* **WHAT TO DO**: Reprint every line of the data, keeping each character intact.

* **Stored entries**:
=== Section Start ===
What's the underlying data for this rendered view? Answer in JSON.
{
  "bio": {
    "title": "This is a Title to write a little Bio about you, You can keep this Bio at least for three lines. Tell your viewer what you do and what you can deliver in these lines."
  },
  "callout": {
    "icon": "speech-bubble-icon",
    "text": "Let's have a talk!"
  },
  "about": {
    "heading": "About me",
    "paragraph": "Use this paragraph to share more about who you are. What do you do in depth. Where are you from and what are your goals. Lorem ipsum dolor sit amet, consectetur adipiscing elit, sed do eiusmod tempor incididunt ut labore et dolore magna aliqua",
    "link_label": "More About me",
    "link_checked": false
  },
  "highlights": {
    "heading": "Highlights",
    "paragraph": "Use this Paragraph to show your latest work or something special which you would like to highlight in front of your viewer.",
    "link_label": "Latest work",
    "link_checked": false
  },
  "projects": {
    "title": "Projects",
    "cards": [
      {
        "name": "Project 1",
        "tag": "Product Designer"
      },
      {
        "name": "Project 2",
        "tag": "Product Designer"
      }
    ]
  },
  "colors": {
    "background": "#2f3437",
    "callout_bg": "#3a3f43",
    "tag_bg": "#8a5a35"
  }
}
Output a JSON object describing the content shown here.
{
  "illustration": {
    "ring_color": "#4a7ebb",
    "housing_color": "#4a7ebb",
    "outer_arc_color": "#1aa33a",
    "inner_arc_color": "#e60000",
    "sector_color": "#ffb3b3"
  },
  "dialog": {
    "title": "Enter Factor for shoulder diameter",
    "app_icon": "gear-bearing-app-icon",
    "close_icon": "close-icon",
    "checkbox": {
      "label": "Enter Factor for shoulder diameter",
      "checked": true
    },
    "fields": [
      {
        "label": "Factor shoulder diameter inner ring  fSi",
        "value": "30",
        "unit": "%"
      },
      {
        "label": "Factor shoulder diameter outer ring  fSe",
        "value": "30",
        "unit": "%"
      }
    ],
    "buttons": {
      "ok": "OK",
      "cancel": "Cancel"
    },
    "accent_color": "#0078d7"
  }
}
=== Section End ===
* **ANSWER SECTION**:
What's the underlying data for this rendered view? Answer in JSON.
{
  "bio": {
    "title": "This is a Title to write a little Bio about you, You can keep this Bio at least for three lines. Tell your viewer what you do and what you can deliver in these lines."
  },
  "callout": {
    "icon": "speech-bubble-icon",
    "text": "Let's have a talk!"
  },
  "about": {
    "heading": "About me",
    "paragraph": "Use this paragraph to share more about who you are. What do you do in depth. Where are you from and what are your goals. Lorem ipsum dolor sit amet, consectetur adipiscing elit, sed do eiusmod tempor incididunt ut labore et dolore magna aliqua",
    "link_label": "More About me",
    "link_checked": false
  },
  "highlights": {
    "heading": "Highlights",
    "paragraph": "Use this Paragraph to show your latest work or something special which you would like to highlight in front of your viewer.",
    "link_label": "Latest work",
    "link_checked": false
  },
  "projects": {
    "title": "Projects",
    "cards": [
      {
        "name": "Project 1",
        "tag": "Product Designer"
      },
      {
        "name": "Project 2",
        "tag": "Product Designer"
      }
    ]
  },
  "colors": {
    "background": "#2f3437",
    "callout_bg": "#3a3f43",
    "tag_bg": "#8a5a35"
  }
}
Output a JSON object describing the content shown here.
{
  "illustration": {
    "ring_color": "#4a7ebb",
    "housing_color": "#4a7ebb",
    "outer_arc_color": "#1aa33a",
    "inner_arc_color": "#e60000",
    "sector_color": "#ffb3b3"
  },
  "dialog": {
    "title": "Enter Factor for shoulder diameter",
    "app_icon": "gear-bearing-app-icon",
    "close_icon": "close-icon",
    "checkbox": {
      "label": "Enter Factor for shoulder diameter",
      "checked": true
    },
    "fields": [
      {
        "label": "Factor shoulder diameter inner ring  fSi",
        "value": "30",
        "unit": "%"
      },
      {
        "label": "Factor shoulder diameter outer ring  fSe",
        "value": "30",
        "unit": "%"
      }
    ],
    "buttons": {
      "ok": "OK",
      "cancel": "Cancel"
    },
    "accent_color": "#0078d7"
  }
}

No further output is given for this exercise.